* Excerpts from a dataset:
════════════════
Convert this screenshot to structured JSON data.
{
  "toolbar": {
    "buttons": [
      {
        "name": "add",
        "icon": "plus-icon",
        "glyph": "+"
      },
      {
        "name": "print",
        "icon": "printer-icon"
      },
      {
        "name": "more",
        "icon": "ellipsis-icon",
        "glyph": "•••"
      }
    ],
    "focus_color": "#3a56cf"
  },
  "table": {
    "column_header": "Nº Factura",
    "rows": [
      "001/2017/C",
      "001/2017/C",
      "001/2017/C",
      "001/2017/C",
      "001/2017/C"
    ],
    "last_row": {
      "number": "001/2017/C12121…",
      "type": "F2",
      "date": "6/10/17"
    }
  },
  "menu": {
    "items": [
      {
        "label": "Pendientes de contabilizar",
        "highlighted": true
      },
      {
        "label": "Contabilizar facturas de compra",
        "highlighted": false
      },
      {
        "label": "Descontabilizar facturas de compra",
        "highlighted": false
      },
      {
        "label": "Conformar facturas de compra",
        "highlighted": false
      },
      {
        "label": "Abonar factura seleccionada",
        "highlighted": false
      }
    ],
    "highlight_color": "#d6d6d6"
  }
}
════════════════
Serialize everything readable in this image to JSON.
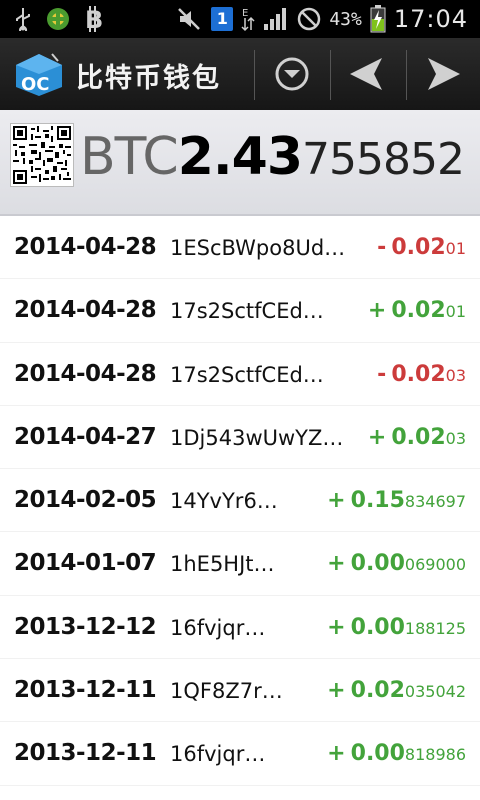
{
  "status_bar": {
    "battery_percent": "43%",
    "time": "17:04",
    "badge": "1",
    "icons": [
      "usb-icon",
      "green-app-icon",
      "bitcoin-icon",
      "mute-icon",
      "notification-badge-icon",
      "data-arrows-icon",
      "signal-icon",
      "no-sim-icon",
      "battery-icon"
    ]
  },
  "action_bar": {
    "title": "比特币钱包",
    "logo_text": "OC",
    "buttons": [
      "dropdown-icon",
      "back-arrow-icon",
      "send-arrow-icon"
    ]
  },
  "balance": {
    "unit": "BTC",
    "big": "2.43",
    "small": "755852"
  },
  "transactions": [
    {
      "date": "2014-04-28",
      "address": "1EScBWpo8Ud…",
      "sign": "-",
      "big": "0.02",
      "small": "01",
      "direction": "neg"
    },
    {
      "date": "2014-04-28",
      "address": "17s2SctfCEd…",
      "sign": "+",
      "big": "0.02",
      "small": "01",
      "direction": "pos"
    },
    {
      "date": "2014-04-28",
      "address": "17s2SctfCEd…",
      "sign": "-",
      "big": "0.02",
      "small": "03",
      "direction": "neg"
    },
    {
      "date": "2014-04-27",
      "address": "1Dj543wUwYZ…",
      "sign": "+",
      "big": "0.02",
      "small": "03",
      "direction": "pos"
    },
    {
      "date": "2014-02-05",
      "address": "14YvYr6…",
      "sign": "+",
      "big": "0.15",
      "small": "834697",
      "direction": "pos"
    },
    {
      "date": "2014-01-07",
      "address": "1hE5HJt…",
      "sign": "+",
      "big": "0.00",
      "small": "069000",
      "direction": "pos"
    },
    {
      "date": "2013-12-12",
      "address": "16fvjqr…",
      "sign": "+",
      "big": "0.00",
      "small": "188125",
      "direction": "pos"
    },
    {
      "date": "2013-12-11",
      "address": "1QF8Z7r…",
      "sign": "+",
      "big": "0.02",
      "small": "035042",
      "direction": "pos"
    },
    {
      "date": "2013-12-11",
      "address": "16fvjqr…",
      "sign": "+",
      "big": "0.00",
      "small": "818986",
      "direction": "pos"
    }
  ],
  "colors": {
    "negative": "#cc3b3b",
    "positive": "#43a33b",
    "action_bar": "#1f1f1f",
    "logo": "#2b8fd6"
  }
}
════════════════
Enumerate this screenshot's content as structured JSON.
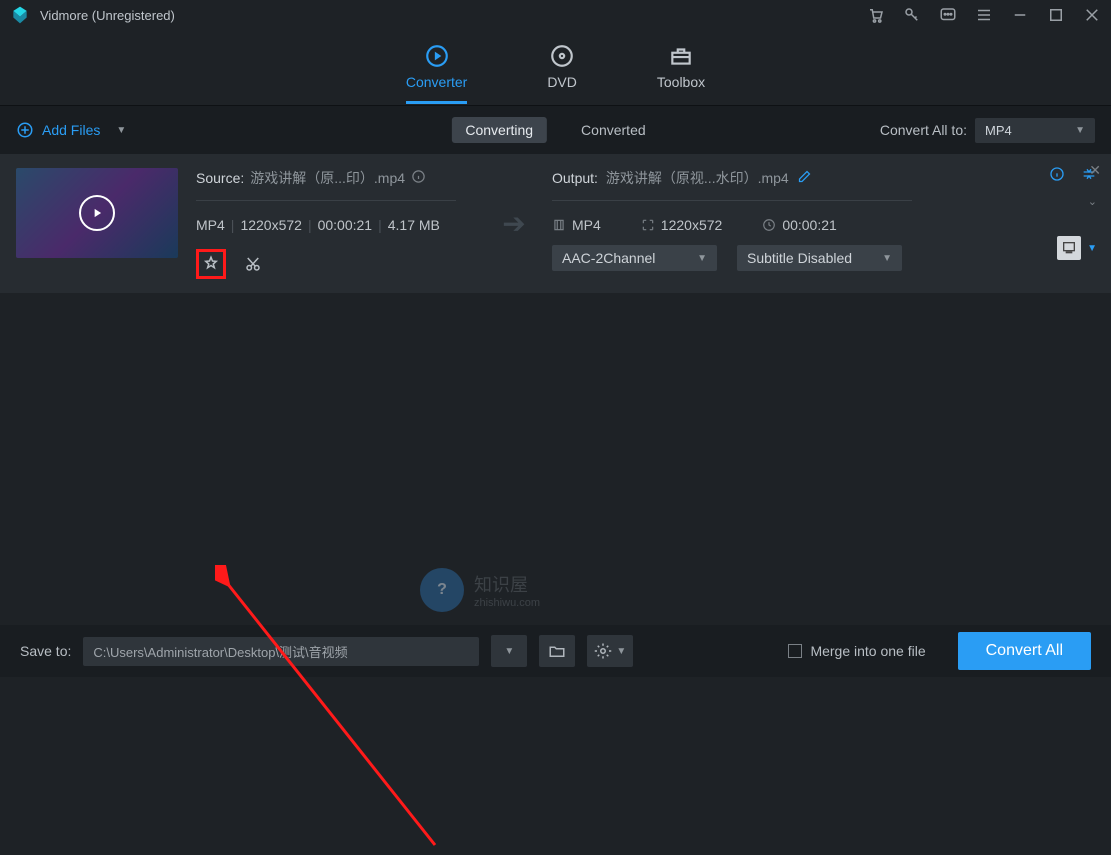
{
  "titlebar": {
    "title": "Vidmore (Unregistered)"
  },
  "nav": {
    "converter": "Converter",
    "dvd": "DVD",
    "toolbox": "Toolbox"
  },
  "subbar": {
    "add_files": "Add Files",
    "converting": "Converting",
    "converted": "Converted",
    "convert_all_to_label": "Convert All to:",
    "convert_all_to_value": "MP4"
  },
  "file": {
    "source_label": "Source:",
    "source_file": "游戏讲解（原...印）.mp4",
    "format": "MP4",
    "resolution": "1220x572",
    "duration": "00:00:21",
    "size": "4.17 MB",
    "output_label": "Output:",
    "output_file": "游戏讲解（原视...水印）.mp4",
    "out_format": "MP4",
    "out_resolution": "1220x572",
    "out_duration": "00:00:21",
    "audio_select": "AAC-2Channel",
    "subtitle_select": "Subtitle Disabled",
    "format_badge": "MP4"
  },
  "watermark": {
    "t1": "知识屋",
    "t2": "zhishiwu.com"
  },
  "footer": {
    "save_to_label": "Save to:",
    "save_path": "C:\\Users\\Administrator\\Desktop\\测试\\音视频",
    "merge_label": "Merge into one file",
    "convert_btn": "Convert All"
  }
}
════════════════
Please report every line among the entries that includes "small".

    "small": "755852"
      "small": "01",
      "small": "01",
      "small": "03",
      "small": "03",
      "small": "834697",
      "small": "069000",
      "small": "188125",
      "small": "035042",
      "small": "818986",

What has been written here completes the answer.